● **TRY IT**
Which lines of the records contain "icon"? Collect every one of them.

● **AVAILABLE DATA**
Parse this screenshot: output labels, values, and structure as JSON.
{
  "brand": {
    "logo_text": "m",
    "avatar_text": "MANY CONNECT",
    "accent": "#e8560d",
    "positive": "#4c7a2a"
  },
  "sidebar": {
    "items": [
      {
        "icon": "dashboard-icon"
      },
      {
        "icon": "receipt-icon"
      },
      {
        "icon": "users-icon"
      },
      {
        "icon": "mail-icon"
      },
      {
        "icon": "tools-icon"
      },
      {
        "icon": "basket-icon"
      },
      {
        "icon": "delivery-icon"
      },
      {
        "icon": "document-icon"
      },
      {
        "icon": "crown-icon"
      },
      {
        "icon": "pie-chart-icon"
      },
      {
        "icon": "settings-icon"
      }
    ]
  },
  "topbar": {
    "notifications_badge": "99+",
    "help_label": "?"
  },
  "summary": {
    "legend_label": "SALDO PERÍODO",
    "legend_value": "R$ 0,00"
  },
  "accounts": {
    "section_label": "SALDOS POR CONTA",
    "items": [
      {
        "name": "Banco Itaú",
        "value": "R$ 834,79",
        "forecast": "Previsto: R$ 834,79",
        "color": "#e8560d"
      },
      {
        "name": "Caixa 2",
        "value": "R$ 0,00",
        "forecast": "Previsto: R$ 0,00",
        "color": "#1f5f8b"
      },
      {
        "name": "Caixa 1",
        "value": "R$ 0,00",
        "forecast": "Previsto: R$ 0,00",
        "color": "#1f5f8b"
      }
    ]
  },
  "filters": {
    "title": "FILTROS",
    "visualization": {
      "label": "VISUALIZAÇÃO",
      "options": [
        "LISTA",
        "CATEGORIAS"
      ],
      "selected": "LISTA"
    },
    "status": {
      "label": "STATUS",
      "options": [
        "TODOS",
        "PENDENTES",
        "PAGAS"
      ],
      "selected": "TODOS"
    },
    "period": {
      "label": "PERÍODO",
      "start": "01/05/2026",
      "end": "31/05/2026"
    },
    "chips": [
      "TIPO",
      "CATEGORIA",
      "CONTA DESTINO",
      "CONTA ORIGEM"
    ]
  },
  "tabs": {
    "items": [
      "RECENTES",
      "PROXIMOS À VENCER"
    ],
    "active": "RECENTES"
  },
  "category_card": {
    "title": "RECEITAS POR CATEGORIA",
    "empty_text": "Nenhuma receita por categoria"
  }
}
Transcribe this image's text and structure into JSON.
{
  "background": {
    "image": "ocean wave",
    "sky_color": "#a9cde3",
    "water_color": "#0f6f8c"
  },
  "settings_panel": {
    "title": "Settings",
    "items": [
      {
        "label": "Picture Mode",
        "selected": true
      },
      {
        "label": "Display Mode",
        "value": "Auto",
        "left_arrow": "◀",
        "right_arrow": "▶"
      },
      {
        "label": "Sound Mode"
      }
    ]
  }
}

● **EXERCISE SOLUTION**
        "icon": "dashboard-icon"
        "icon": "receipt-icon"
        "icon": "users-icon"
        "icon": "mail-icon"
        "icon": "tools-icon"
        "icon": "basket-icon"
        "icon": "delivery-icon"
        "icon": "document-icon"
        "icon": "crown-icon"
        "icon": "pie-chart-icon"
        "icon": "settings-icon"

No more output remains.